*** Block opens ***

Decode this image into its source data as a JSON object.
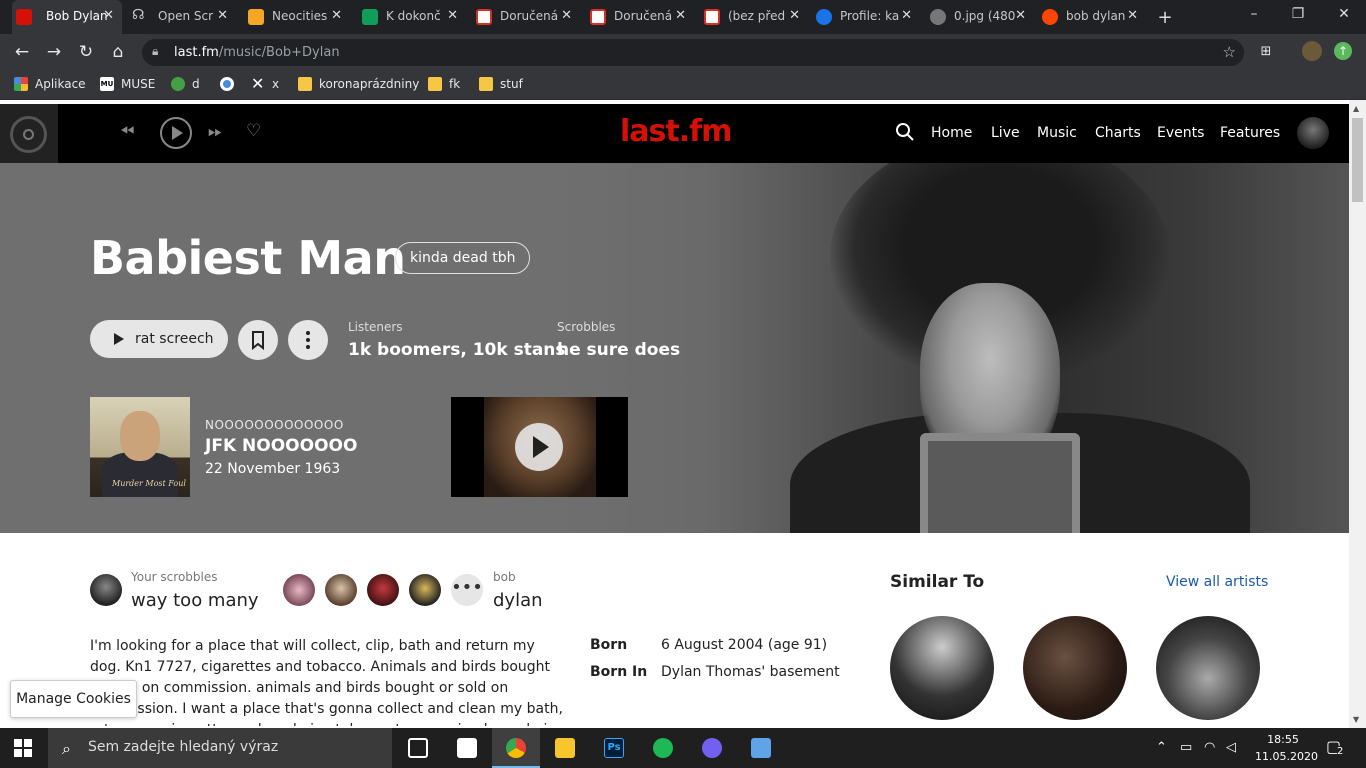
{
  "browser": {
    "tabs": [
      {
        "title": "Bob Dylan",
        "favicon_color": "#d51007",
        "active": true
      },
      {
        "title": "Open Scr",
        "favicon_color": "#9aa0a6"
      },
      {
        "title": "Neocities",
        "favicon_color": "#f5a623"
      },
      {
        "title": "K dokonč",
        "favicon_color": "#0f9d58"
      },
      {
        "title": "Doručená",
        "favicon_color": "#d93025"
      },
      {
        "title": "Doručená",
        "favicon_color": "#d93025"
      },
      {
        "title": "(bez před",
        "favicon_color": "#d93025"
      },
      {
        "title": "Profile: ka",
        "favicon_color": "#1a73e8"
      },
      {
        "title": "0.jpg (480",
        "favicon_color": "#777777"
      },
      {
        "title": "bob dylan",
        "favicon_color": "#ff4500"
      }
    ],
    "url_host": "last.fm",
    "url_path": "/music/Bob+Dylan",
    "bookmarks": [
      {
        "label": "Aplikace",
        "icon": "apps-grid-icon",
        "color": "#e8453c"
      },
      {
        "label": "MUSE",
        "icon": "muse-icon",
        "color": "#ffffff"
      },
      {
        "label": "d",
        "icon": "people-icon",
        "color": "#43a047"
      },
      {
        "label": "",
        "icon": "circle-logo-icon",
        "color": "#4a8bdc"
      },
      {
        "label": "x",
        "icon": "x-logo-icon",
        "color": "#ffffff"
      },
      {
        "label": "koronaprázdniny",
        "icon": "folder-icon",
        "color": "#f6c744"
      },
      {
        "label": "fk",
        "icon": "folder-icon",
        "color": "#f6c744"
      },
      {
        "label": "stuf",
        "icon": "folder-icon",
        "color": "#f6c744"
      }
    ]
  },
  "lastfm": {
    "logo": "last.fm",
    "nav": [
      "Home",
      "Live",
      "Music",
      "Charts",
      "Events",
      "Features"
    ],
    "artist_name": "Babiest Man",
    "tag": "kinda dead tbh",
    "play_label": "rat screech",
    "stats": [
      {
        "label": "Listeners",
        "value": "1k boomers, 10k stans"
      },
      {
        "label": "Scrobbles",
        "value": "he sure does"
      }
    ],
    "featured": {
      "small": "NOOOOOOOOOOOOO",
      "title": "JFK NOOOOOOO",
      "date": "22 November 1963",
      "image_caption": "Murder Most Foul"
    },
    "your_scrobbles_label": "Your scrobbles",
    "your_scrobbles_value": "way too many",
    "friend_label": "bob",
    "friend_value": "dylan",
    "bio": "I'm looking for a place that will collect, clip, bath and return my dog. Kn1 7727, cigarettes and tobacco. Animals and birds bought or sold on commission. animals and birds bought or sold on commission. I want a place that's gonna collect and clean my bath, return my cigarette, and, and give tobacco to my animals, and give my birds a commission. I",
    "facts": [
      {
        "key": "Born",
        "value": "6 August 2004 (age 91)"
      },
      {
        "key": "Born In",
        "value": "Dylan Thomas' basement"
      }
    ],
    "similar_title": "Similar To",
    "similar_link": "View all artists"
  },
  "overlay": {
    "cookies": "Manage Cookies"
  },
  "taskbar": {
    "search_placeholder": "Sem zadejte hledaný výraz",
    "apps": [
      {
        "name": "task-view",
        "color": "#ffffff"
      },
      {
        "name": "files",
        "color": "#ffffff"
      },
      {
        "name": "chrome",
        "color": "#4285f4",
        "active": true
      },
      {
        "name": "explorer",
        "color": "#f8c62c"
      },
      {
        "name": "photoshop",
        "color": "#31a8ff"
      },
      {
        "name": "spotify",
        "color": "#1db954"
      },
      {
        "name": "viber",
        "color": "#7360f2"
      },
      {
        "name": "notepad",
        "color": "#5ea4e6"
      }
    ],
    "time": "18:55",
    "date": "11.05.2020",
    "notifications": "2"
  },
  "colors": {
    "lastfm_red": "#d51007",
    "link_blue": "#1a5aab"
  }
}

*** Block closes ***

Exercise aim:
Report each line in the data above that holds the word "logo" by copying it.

Worked solution:
        "icon": "circle-logo-icon",
        "icon": "x-logo-icon",
    "logo": "last.fm",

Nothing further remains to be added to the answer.